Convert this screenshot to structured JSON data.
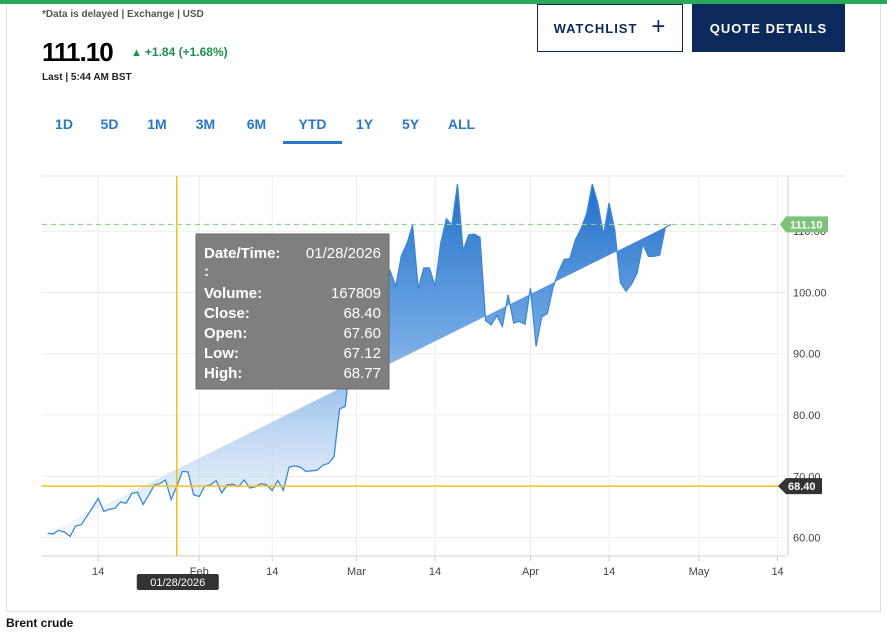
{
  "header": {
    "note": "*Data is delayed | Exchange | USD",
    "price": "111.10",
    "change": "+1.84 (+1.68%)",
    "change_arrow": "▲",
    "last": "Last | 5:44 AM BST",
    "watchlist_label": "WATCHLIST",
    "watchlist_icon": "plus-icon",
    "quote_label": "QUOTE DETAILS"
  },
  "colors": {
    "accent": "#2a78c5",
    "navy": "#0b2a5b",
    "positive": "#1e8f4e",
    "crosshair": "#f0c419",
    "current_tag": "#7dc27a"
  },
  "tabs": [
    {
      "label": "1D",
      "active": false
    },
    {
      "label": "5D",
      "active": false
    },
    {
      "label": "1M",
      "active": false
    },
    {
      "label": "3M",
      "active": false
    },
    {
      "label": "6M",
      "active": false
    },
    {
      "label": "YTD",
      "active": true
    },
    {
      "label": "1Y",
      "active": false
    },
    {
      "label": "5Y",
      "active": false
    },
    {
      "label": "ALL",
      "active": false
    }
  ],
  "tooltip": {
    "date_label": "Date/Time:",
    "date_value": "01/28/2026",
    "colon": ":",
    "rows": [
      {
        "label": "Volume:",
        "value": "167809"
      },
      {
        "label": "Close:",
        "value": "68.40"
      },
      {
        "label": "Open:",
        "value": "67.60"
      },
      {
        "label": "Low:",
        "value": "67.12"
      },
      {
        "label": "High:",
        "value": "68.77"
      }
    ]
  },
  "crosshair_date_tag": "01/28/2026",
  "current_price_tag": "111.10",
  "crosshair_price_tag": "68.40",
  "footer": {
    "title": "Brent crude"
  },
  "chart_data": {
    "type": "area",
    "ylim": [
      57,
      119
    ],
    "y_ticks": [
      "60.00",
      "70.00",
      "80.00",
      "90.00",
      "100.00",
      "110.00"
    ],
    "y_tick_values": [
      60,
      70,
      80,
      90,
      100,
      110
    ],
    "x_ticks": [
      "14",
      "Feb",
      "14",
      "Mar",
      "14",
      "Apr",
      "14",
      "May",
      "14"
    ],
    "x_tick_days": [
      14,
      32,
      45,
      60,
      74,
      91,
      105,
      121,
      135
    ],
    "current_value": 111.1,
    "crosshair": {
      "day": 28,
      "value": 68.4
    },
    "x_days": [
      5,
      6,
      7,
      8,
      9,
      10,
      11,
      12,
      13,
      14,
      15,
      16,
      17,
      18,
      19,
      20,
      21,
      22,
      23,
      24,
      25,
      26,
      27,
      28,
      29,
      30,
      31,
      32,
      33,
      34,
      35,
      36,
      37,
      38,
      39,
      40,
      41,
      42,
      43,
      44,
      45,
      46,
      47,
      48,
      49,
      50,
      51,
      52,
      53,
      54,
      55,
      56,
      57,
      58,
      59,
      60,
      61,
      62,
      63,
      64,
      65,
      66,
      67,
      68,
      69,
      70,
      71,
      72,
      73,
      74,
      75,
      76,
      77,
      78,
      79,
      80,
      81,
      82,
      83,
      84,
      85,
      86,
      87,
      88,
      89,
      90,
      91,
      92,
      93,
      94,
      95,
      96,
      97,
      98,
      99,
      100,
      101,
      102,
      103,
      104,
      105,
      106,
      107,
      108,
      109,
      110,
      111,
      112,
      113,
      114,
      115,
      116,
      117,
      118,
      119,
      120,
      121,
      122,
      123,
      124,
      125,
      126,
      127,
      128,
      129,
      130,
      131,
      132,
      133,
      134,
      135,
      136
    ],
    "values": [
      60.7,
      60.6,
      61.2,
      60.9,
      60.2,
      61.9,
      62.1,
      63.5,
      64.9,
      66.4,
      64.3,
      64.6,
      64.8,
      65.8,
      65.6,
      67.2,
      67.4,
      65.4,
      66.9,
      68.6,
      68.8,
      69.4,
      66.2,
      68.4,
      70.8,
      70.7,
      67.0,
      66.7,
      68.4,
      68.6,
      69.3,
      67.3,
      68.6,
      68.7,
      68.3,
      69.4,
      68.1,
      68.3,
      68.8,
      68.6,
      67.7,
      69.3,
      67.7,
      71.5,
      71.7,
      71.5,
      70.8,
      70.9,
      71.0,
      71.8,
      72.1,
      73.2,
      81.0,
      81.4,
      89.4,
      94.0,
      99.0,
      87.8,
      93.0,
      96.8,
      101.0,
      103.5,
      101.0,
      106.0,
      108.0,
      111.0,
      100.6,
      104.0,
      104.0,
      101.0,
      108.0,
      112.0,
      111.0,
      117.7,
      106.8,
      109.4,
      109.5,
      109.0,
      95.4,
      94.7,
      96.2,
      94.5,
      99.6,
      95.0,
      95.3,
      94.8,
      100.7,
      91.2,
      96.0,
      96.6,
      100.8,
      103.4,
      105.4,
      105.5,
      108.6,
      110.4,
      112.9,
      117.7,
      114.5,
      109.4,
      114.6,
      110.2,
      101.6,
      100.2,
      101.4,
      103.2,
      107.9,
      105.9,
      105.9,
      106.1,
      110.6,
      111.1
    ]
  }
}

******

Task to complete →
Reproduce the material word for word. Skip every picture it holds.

Result for this task →
Convert this screenshot to structured JSON data.
{
  "header": {
    "note": "*Data is delayed | Exchange | USD",
    "price": "111.10",
    "change": "+1.84 (+1.68%)",
    "change_arrow": "▲",
    "last": "Last | 5:44 AM BST",
    "watchlist_label": "WATCHLIST",
    "watchlist_icon": "plus-icon",
    "quote_label": "QUOTE DETAILS"
  },
  "colors": {
    "accent": "#2a78c5",
    "navy": "#0b2a5b",
    "positive": "#1e8f4e",
    "crosshair": "#f0c419",
    "current_tag": "#7dc27a"
  },
  "tabs": [
    {
      "label": "1D",
      "active": false
    },
    {
      "label": "5D",
      "active": false
    },
    {
      "label": "1M",
      "active": false
    },
    {
      "label": "3M",
      "active": false
    },
    {
      "label": "6M",
      "active": false
    },
    {
      "label": "YTD",
      "active": true
    },
    {
      "label": "1Y",
      "active": false
    },
    {
      "label": "5Y",
      "active": false
    },
    {
      "label": "ALL",
      "active": false
    }
  ],
  "tooltip": {
    "date_label": "Date/Time:",
    "date_value": "01/28/2026",
    "colon": ":",
    "rows": [
      {
        "label": "Volume:",
        "value": "167809"
      },
      {
        "label": "Close:",
        "value": "68.40"
      },
      {
        "label": "Open:",
        "value": "67.60"
      },
      {
        "label": "Low:",
        "value": "67.12"
      },
      {
        "label": "High:",
        "value": "68.77"
      }
    ]
  },
  "crosshair_date_tag": "01/28/2026",
  "current_price_tag": "111.10",
  "crosshair_price_tag": "68.40",
  "footer": {
    "title": "Brent crude"
  },
  "chart_data": {
    "type": "area",
    "ylim": [
      57,
      119
    ],
    "y_ticks": [
      "60.00",
      "70.00",
      "80.00",
      "90.00",
      "100.00",
      "110.00"
    ],
    "y_tick_values": [
      60,
      70,
      80,
      90,
      100,
      110
    ],
    "x_ticks": [
      "14",
      "Feb",
      "14",
      "Mar",
      "14",
      "Apr",
      "14",
      "May",
      "14"
    ],
    "x_tick_days": [
      14,
      32,
      45,
      60,
      74,
      91,
      105,
      121,
      135
    ],
    "current_value": 111.1,
    "crosshair": {
      "day": 28,
      "value": 68.4
    },
    "x_days": [
      5,
      6,
      7,
      8,
      9,
      10,
      11,
      12,
      13,
      14,
      15,
      16,
      17,
      18,
      19,
      20,
      21,
      22,
      23,
      24,
      25,
      26,
      27,
      28,
      29,
      30,
      31,
      32,
      33,
      34,
      35,
      36,
      37,
      38,
      39,
      40,
      41,
      42,
      43,
      44,
      45,
      46,
      47,
      48,
      49,
      50,
      51,
      52,
      53,
      54,
      55,
      56,
      57,
      58,
      59,
      60,
      61,
      62,
      63,
      64,
      65,
      66,
      67,
      68,
      69,
      70,
      71,
      72,
      73,
      74,
      75,
      76,
      77,
      78,
      79,
      80,
      81,
      82,
      83,
      84,
      85,
      86,
      87,
      88,
      89,
      90,
      91,
      92,
      93,
      94,
      95,
      96,
      97,
      98,
      99,
      100,
      101,
      102,
      103,
      104,
      105,
      106,
      107,
      108,
      109,
      110,
      111,
      112,
      113,
      114,
      115,
      116,
      117,
      118,
      119,
      120,
      121,
      122,
      123,
      124,
      125,
      126,
      127,
      128,
      129,
      130,
      131,
      132,
      133,
      134,
      135,
      136
    ],
    "values": [
      60.7,
      60.6,
      61.2,
      60.9,
      60.2,
      61.9,
      62.1,
      63.5,
      64.9,
      66.4,
      64.3,
      64.6,
      64.8,
      65.8,
      65.6,
      67.2,
      67.4,
      65.4,
      66.9,
      68.6,
      68.8,
      69.4,
      66.2,
      68.4,
      70.8,
      70.7,
      67.0,
      66.7,
      68.4,
      68.6,
      69.3,
      67.3,
      68.6,
      68.7,
      68.3,
      69.4,
      68.1,
      68.3,
      68.8,
      68.6,
      67.7,
      69.3,
      67.7,
      71.5,
      71.7,
      71.5,
      70.8,
      70.9,
      71.0,
      71.8,
      72.1,
      73.2,
      81.0,
      81.4,
      89.4,
      94.0,
      99.0,
      87.8,
      93.0,
      96.8,
      101.0,
      103.5,
      101.0,
      106.0,
      108.0,
      111.0,
      100.6,
      104.0,
      104.0,
      101.0,
      108.0,
      112.0,
      111.0,
      117.7,
      106.8,
      109.4,
      109.5,
      109.0,
      95.4,
      94.7,
      96.2,
      94.5,
      99.6,
      95.0,
      95.3,
      94.8,
      100.7,
      91.2,
      96.0,
      96.6,
      100.8,
      103.4,
      105.4,
      105.5,
      108.6,
      110.4,
      112.9,
      117.7,
      114.5,
      109.4,
      114.6,
      110.2,
      101.6,
      100.2,
      101.4,
      103.2,
      107.9,
      105.9,
      105.9,
      106.1,
      110.6,
      111.1
    ]
  }
}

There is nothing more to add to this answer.